[TASK INPUTS]
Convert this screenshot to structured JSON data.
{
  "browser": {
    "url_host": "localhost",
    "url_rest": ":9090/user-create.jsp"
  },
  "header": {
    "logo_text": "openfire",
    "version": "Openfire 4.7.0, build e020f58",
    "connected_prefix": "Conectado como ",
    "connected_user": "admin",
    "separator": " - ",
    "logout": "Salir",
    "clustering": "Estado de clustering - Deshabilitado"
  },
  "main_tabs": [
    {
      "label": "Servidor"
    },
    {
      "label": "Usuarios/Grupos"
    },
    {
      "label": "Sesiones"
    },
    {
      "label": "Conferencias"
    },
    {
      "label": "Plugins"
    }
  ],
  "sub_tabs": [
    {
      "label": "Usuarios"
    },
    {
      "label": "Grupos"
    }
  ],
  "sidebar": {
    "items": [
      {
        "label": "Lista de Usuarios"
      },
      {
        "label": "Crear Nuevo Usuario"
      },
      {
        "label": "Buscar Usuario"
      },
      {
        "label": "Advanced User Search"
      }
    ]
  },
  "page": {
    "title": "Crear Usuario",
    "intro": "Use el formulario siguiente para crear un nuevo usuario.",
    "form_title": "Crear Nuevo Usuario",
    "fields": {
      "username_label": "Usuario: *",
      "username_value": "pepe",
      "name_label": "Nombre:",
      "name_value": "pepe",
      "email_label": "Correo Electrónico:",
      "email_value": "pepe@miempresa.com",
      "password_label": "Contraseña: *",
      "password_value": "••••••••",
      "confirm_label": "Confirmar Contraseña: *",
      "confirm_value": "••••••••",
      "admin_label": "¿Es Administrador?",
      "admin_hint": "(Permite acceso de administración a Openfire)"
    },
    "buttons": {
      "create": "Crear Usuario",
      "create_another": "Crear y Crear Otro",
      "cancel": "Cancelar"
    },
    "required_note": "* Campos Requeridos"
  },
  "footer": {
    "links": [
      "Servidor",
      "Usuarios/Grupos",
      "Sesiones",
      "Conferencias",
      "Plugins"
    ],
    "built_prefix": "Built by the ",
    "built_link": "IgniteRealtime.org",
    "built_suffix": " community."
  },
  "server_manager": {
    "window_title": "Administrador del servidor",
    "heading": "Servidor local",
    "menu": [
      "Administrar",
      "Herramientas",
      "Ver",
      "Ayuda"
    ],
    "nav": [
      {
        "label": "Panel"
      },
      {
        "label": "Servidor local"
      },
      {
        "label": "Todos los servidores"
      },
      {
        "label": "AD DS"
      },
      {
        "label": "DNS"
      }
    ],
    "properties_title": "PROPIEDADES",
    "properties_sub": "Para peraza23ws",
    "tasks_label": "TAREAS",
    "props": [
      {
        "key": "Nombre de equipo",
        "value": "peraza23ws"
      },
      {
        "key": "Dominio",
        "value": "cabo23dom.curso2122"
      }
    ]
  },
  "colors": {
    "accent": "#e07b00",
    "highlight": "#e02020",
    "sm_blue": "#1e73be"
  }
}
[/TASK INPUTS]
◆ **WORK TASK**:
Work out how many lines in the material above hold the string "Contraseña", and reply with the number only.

◆ **TASK RESPONSE**:
2